String players usually learn from an early age how to play with others in a quartet. They are taught to keep their stands low and to have eye contact with other players. Since most flutists do not have this experience, it is something that takes practice. Obviously, players look at the conductor and section leader to begin the piece, but most need to check in more often than they realize. At your next rehearsal, practice looking up and around every measure or two. Note who is playing the same part as you, and who is playing something else.
Players who breathe together play together. Section leaders should indicate each entrance and cutoff with the end of the flute. If players do not feel comfortable giving a cue, they should work on this skill, or someone else should lead the section.
Set Up and Break Down
Be sure to arrive early to help set up the chairs and stands and stay after to put everything away. Volunteer to help out the group in other ways such as publicity, library duties, and recruitment, especially if you have any special skills or contacts that would apply.
Find a friend to practice your flute choir music with once a week. Even if one of you is on part 3, and the other plays part 6, there will be things that you learn that will help you to be a better ensemble player.
Weekly flute choir rehearsal are a wonderful chance to be among friends who have a shared interest in the flute and flute playing.

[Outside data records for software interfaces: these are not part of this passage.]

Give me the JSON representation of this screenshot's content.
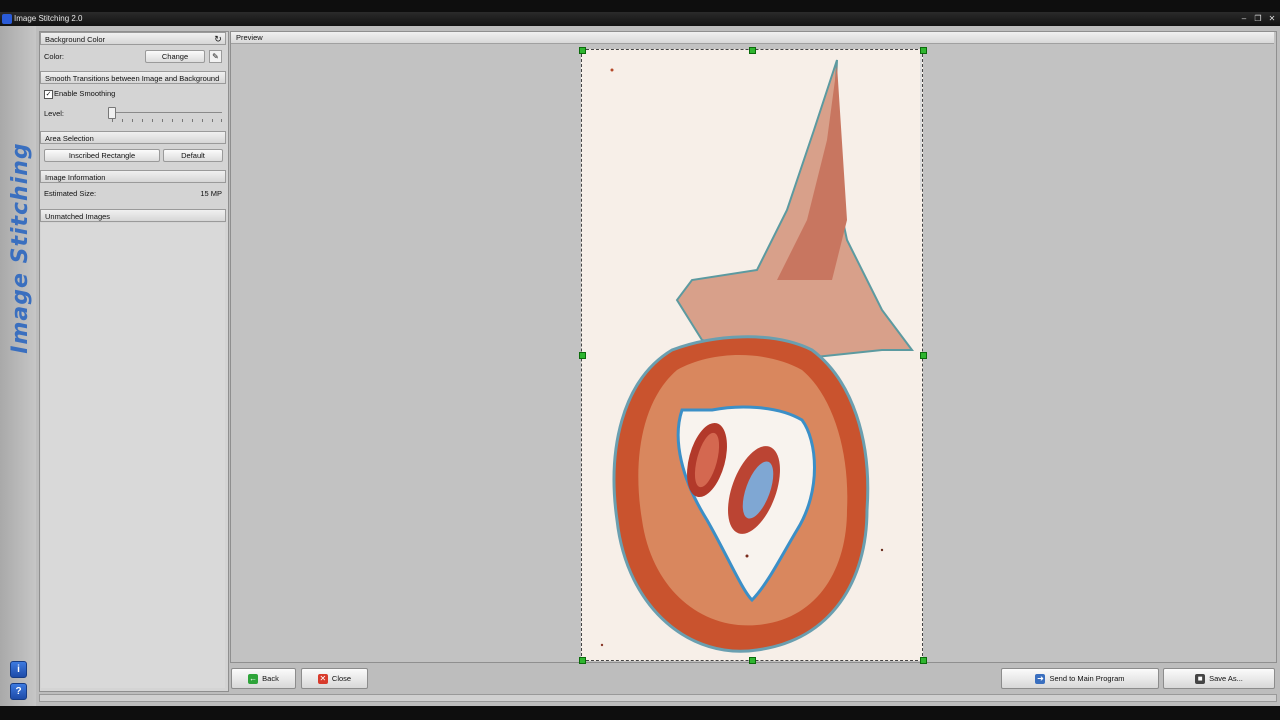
{
  "window": {
    "title": "Image Stitching 2.0"
  },
  "brand": {
    "text": "Image Stitching"
  },
  "side_icons": {
    "info": "i",
    "help": "?"
  },
  "background_color": {
    "header": "Background Color",
    "color_label": "Color:",
    "change_button": "Change"
  },
  "smoothing": {
    "header": "Smooth Transitions between Image and Background",
    "enable_label": "Enable Smoothing",
    "enabled": true,
    "level_label": "Level:",
    "level_value": 0
  },
  "area_selection": {
    "header": "Area Selection",
    "inscribed_button": "Inscribed Rectangle",
    "default_button": "Default"
  },
  "image_info": {
    "header": "Image Information",
    "size_label": "Estimated Size:",
    "size_value": "15 MP"
  },
  "unmatched": {
    "header": "Unmatched Images"
  },
  "preview": {
    "header": "Preview"
  },
  "bottom": {
    "back_button": "Back",
    "close_button": "Close",
    "send_button": "Send to Main Program",
    "save_button": "Save As..."
  },
  "colors": {
    "accent": "#3a6fbf",
    "handle": "#2fb52f"
  }
}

Improving your skills will make this an even better experience as you work together to create beautiful music.